Javascript

Javascript is a language that brings interactivity to the web. It’s a language that makes things happen on a web page. When you click a button on a web site, for example, it’s JavaScript that makes the button seem to click. The controls for video players on the web, animations, etc. Most of these are JavaScript of some other dynamic programming language. In a later post, I’m going to be writing about front-end versus back-end work using Javascript and PHP. Which is to say, programming for the user of the website versus programming for the server of the web site. More on that to come.

Ruby on Rails and Python with Django

We actually already have a baller post on the differences between these two framework languages, which is worth ducking away to read when you’re done here. The short version is that Ruby on Rails (Rails to its friends) and Python (named for Monty Python) are both programs that are used to develop web applications. Which is to say they create programs that allow web pages to do things at a high level of interactivity. If you want to, for example, build a bot to automatically create an automatic payment system for your clients, you’ll probably use one of these. They’re great programs to learn to work with because they are extraordinarily versatile and there is a lot of extant code for you on the web to begin playing with this.

Learning to Code

There are actually a lot of parallels between learning to code and learning to write well (as there should be, since coding is just writing in computer languages). I think the most frustrating of these is that, as with learning any language, you have to be willing to spend time practicing it and doing it poorly.

There are some people who are just natural coders, sure, just as there are people who can speak Italian after listening to a couple of operas. For the vast majority of us, though, learning to code is a process that involves trying to tell the computer to do something, having the computer come back with an error message (which is its way of shrugging its shoulders and saying “Qua?”), and then trying a new way of doing the same thing.

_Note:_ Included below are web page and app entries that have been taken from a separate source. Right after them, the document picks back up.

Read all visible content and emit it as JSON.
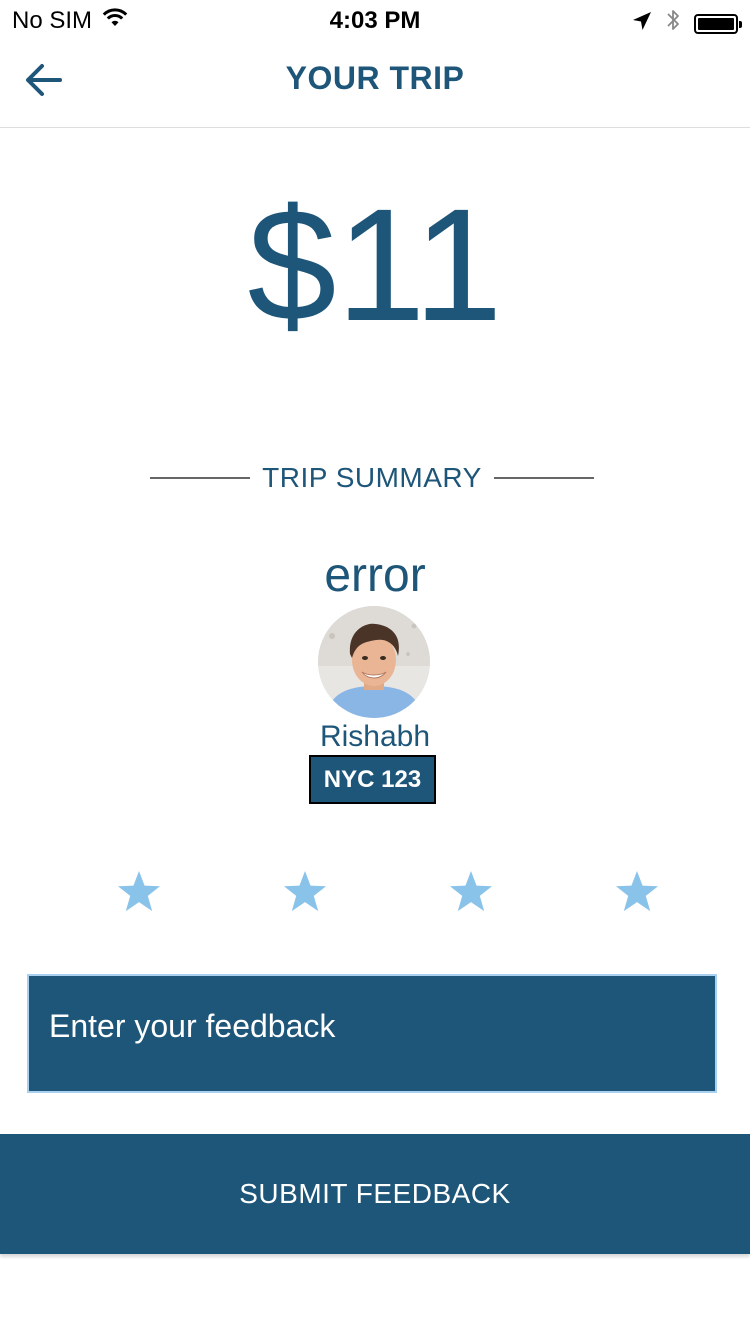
{
  "status_bar": {
    "carrier": "No SIM",
    "time": "4:03 PM",
    "icons": [
      "wifi-icon",
      "location-arrow-icon",
      "bluetooth-icon",
      "battery-icon"
    ]
  },
  "nav": {
    "title": "YOUR TRIP",
    "back_icon": "arrow-left-icon"
  },
  "trip": {
    "price": "$11",
    "summary_label": "TRIP SUMMARY",
    "status_text": "error"
  },
  "driver": {
    "name": "Rishabh",
    "plate": "NYC 123"
  },
  "rating": {
    "star_count": 4,
    "star_icon": "star-icon"
  },
  "feedback": {
    "placeholder": "Enter your feedback",
    "value": "",
    "submit_label": "SUBMIT FEEDBACK"
  },
  "colors": {
    "primary": "#1e5679",
    "star": "#8ac3ea",
    "input_border": "#a9d0ee",
    "divider": "#666666"
  }
}
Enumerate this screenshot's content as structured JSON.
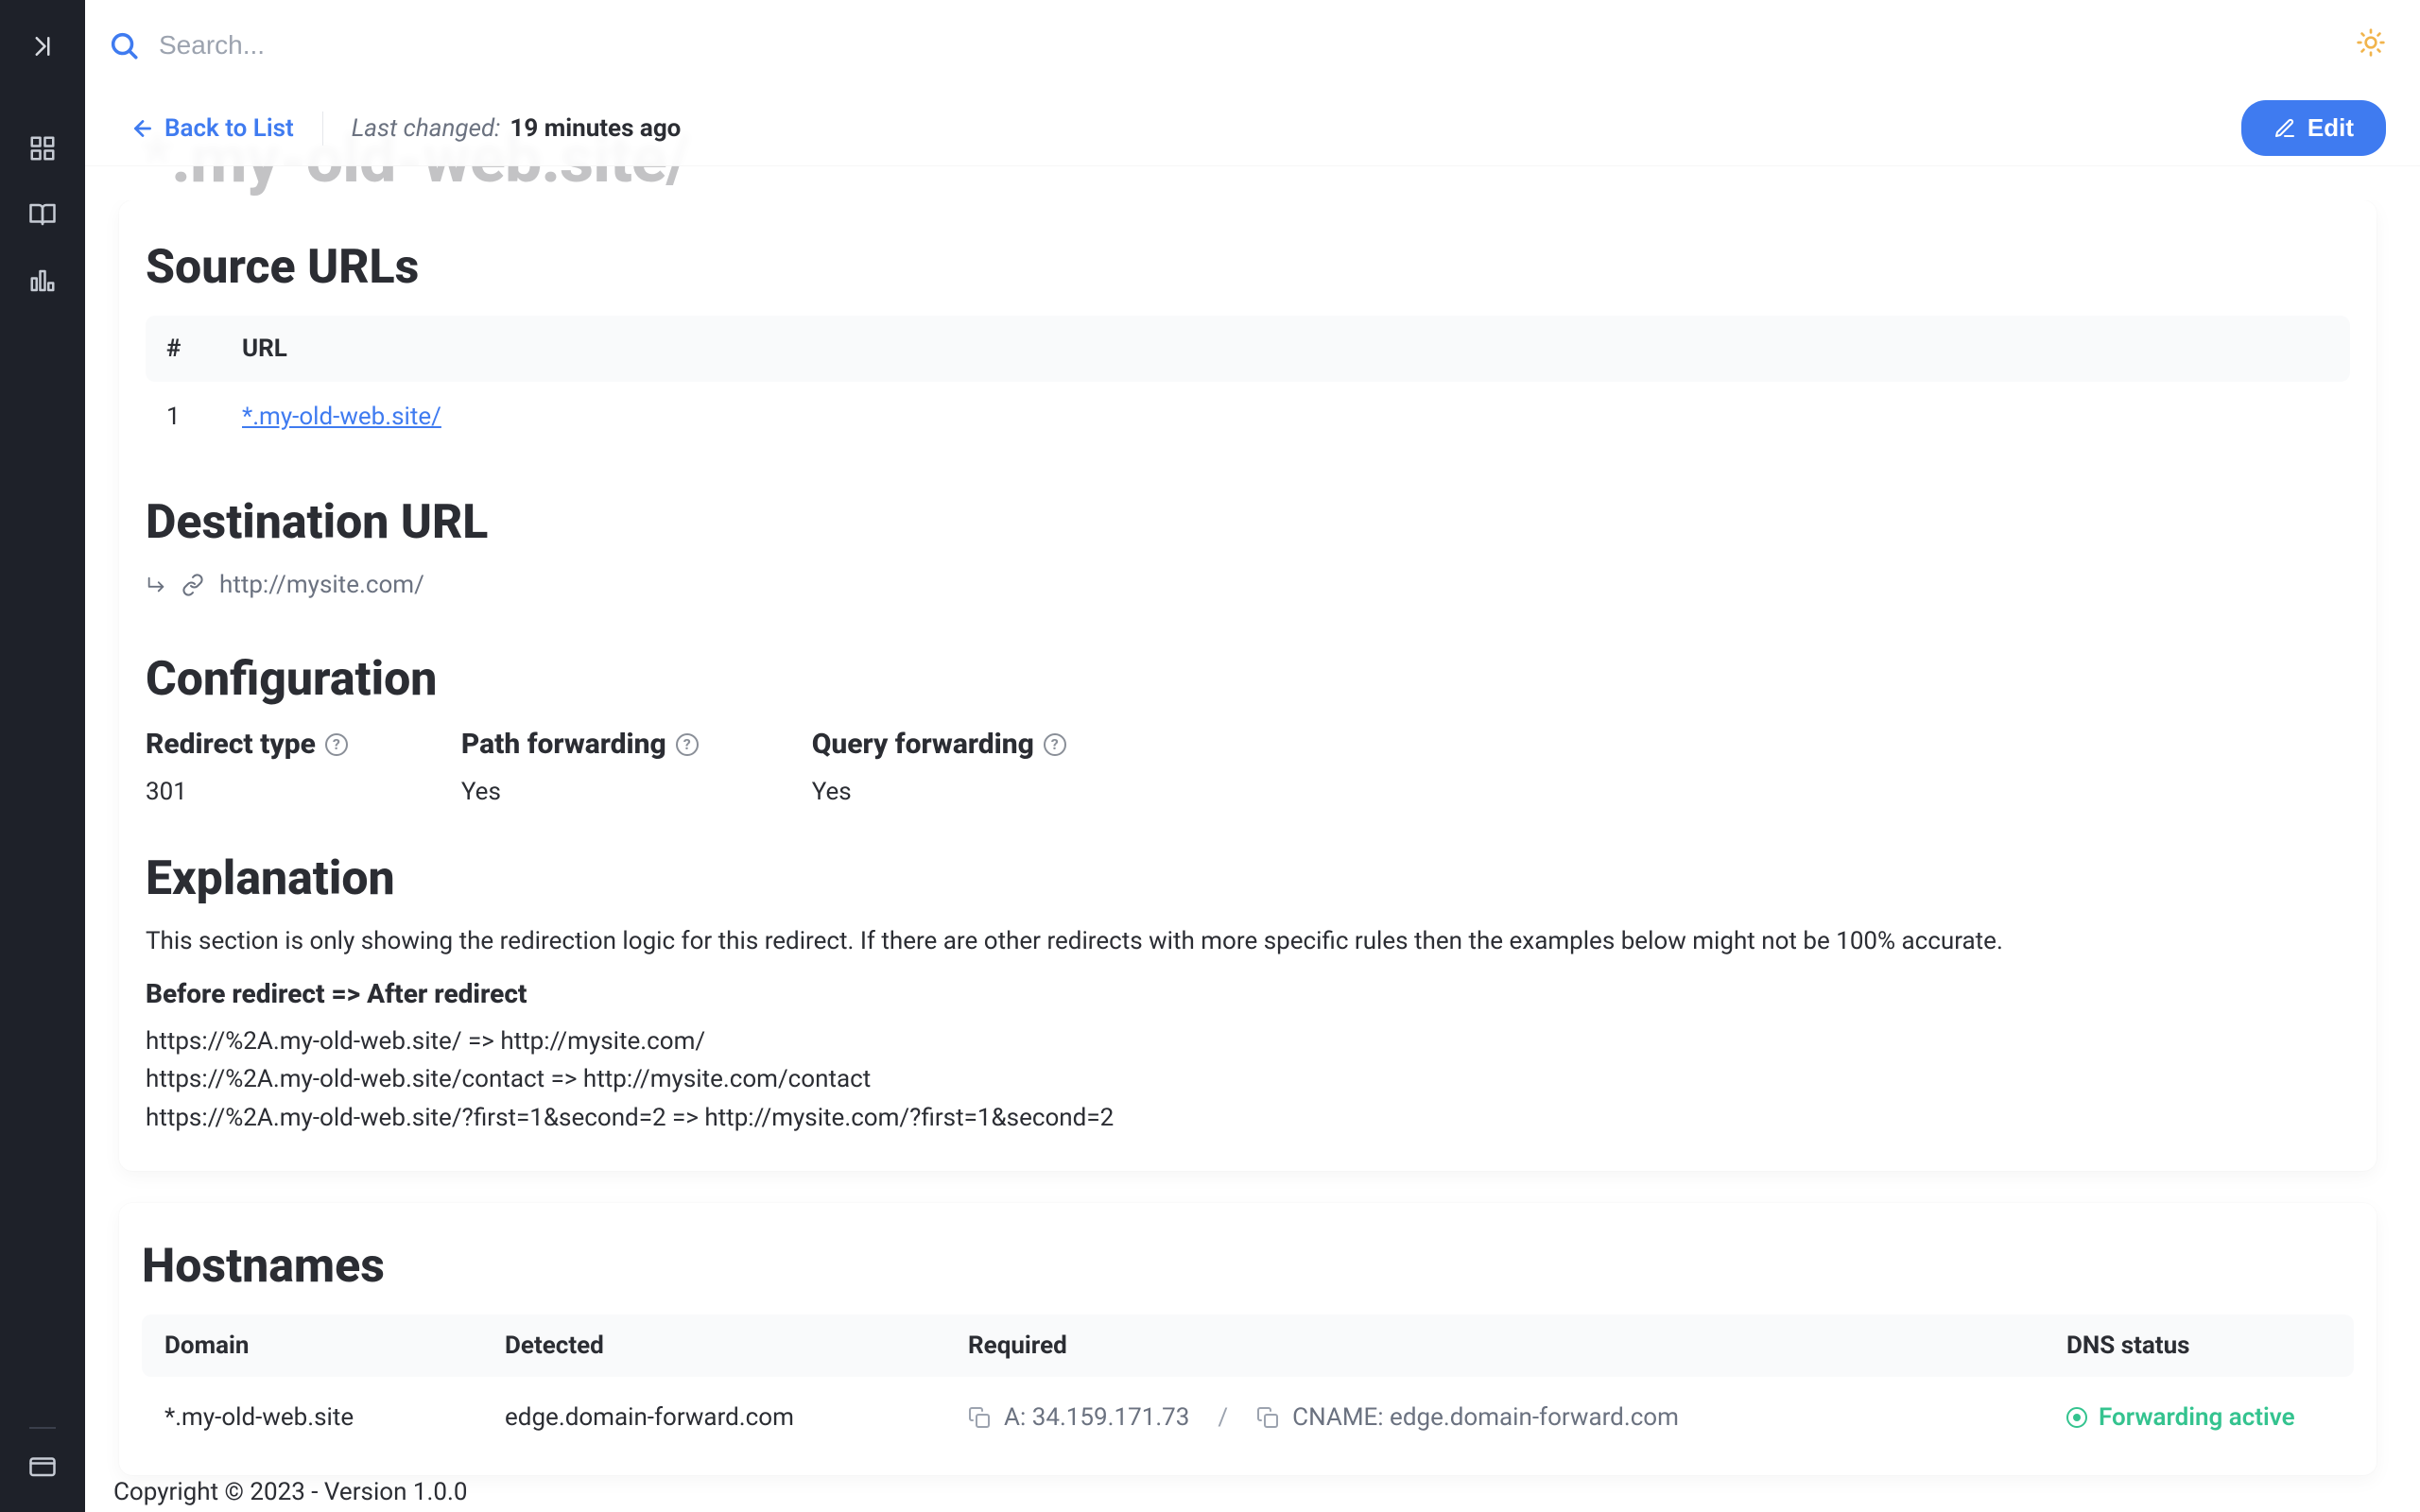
{
  "search": {
    "placeholder": "Search..."
  },
  "toolbar": {
    "back_label": "Back to List",
    "last_changed_label": "Last changed:",
    "last_changed_value": "19 minutes ago",
    "edit_label": "Edit"
  },
  "page_title_ghost": "*.my-old-web.site/",
  "source_urls": {
    "title": "Source URLs",
    "headers": {
      "index": "#",
      "url": "URL"
    },
    "rows": [
      {
        "index": "1",
        "url": "*.my-old-web.site/"
      }
    ]
  },
  "destination_url": {
    "title": "Destination URL",
    "value": "http://mysite.com/"
  },
  "configuration": {
    "title": "Configuration",
    "items": [
      {
        "label": "Redirect type",
        "value": "301"
      },
      {
        "label": "Path forwarding",
        "value": "Yes"
      },
      {
        "label": "Query forwarding",
        "value": "Yes"
      }
    ]
  },
  "explanation": {
    "title": "Explanation",
    "text": "This section is only showing the redirection logic for this redirect. If there are other redirects with more specific rules then the examples below might not be 100% accurate.",
    "subheading": "Before redirect => After redirect",
    "examples": "https://%2A.my-old-web.site/ => http://mysite.com/\nhttps://%2A.my-old-web.site/contact => http://mysite.com/contact\nhttps://%2A.my-old-web.site/?first=1&second=2 => http://mysite.com/?first=1&second=2"
  },
  "hostnames": {
    "title": "Hostnames",
    "headers": {
      "domain": "Domain",
      "detected": "Detected",
      "required": "Required",
      "dns_status": "DNS status"
    },
    "rows": [
      {
        "domain": "*.my-old-web.site",
        "detected": "edge.domain-forward.com",
        "required_a_label": "A:",
        "required_a_value": "34.159.171.73",
        "required_sep": "/",
        "required_cname_label": "CNAME:",
        "required_cname_value": "edge.domain-forward.com",
        "dns_status": "Forwarding active"
      }
    ]
  },
  "footer": "Copyright © 2023 - Version 1.0.0"
}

The most successful self-taught coders I know are people who regularly take on coding challenges just to see what they can make. I know a guy who writes Python bots for Twitter as a sort of hobby. He’s made some things that are pretty awesome to behold.

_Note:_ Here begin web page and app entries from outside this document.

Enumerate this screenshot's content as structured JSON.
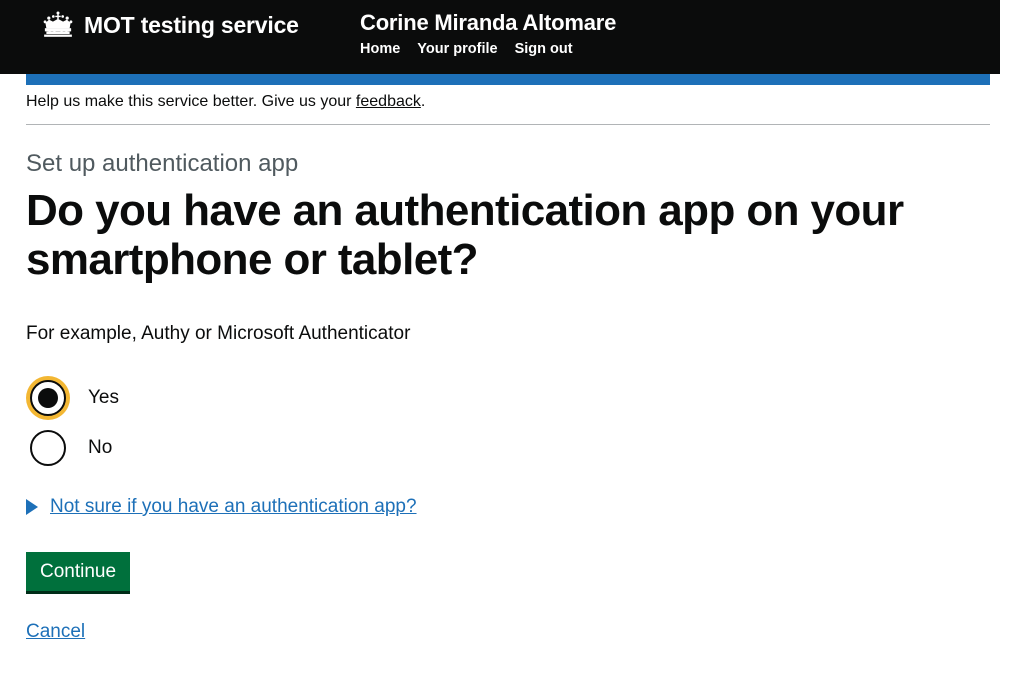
{
  "header": {
    "crown_icon": "crown-icon",
    "service_name": "MOT testing service",
    "user_name": "Corine Miranda Altomare",
    "nav": [
      {
        "label": "Home"
      },
      {
        "label": "Your profile"
      },
      {
        "label": "Sign out"
      }
    ]
  },
  "feedback": {
    "text_before": "Help us make this service better. Give us your ",
    "link_label": "feedback",
    "text_after": "."
  },
  "main": {
    "caption": "Set up authentication app",
    "heading": "Do you have an authentication app on your smartphone or tablet?",
    "hint": "For example, Authy or Microsoft Authenticator",
    "radios": [
      {
        "label": "Yes",
        "selected": true,
        "focused": true
      },
      {
        "label": "No",
        "selected": false,
        "focused": false
      }
    ],
    "details_summary": "Not sure if you have an authentication app?",
    "continue_label": "Continue",
    "cancel_label": "Cancel"
  },
  "colors": {
    "header_background": "#0b0c0c",
    "strip_blue": "#1d70b8",
    "link_blue": "#1d70b8",
    "button_green": "#00703c",
    "focus_yellow": "#f3b733",
    "caption_grey": "#505a5f",
    "rule_grey": "#b1b4b6"
  }
}
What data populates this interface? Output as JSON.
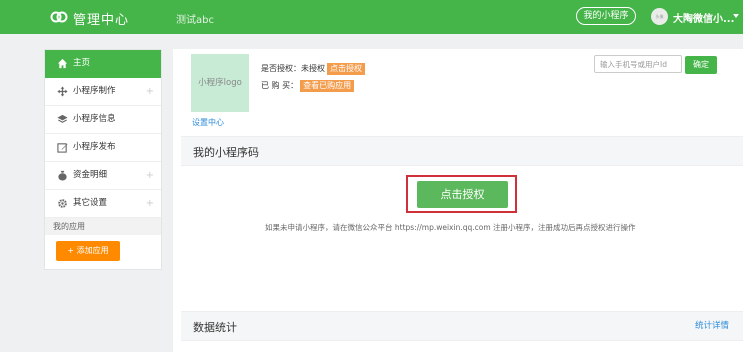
{
  "header": {
    "brand": "管理中心",
    "account": "测试abc",
    "mini_program_button": "我的小程序",
    "avatar_text": "头像",
    "username": "大陶微信小..."
  },
  "sidebar": {
    "items": [
      {
        "label": "主页",
        "icon": "home-icon",
        "active": true
      },
      {
        "label": "小程序制作",
        "icon": "move-icon",
        "expandable": true
      },
      {
        "label": "小程序信息",
        "icon": "layers-icon"
      },
      {
        "label": "小程序发布",
        "icon": "edit-icon"
      },
      {
        "label": "资金明细",
        "icon": "money-bag-icon",
        "expandable": true
      },
      {
        "label": "其它设置",
        "icon": "gear-icon",
        "expandable": true
      }
    ],
    "section_label": "我的应用",
    "add_app_button": "+ 添加应用",
    "expand_glyph": "+"
  },
  "main": {
    "logo_placeholder": "小程序logo",
    "settings_link": "设置中心",
    "authorized_label": "是否授权：未授权",
    "authorize_tag": "点击授权",
    "purchased_label": "已 购 买：",
    "view_purchased_tag": "查看已购应用",
    "search_placeholder": "输入手机号或用户Id",
    "search_value": "",
    "confirm_button": "确定",
    "qrcode_title": "我的小程序码",
    "authorize_button": "点击授权",
    "hint": "如果未申请小程序，请在微信公众平台 https://mp.weixin.qq.com 注册小程序，注册成功后再点授权进行操作",
    "stats_title": "数据统计",
    "stats_detail_link": "统计详情"
  },
  "colors": {
    "brand_green": "#45b449",
    "tag_orange": "#f39c4c",
    "add_button_orange": "#ff8a00",
    "highlight_red": "#d0303a",
    "link_blue": "#2d8cd9"
  }
}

Coding languages now are dynamic and complex enough that often times if you can conceive of a thing you want to have happen on the web, you can do, and probably there’s a web site that can help you work out how.

There are also many ways to find classes that can get you started on the basics of whatever program you want to make. That means there’s really no reason to not start playing a bit. There’s no risk to trying something (you can’t break the web; Kim Kardashian already did that), and the gains are huge. So go for it. Conceive a bot, conceive a web page, conceive a font family, and get started.

What is Responsive Design?

Key Takeaways

Responsive design means writing code ONCE, and having the page look great EVERYWHERE. A great, responsive site should be able to adapt to various screen resolutions. It will look good on a desktop computer, iPhone, iPad, or any of the other devices that people carry around in their pockets.

Your Assignment: Learn Responsive Design Today

  1. Look at the images of Pack below. What is the difference between the smallest screenshot (on the left) and all of the other screenshots? Write down at least 3 differences that you see.
  2. After writing down the differences you will quickly see what it means for a site to be “responsive”. After you complete Pack, do the same for The Japanese Times. More examples can be found at http://mediaqueri.es/. (5 minutes).
  1. “Media Query” is the official CSS property largely responsible for making a site responsive. If you’re a developer, try adding this CSS into your stylesheet. See what happens!
@media (min-width: 400px) and (max-width: 600px) {
    h1,h2,h3,p {
        color: red !important;
    }
}

The code listed above should make your h1, h2, h3, and p tags (headers and paragraphs) red. You can play around with some example code over at Google’s page on media queries.

Additional Resources to Keep You Learning

Bootstrap: a popular framework for making a responsive website. Download it for free.

Zurb Foundation: another framework for making responsive websites. It’s free.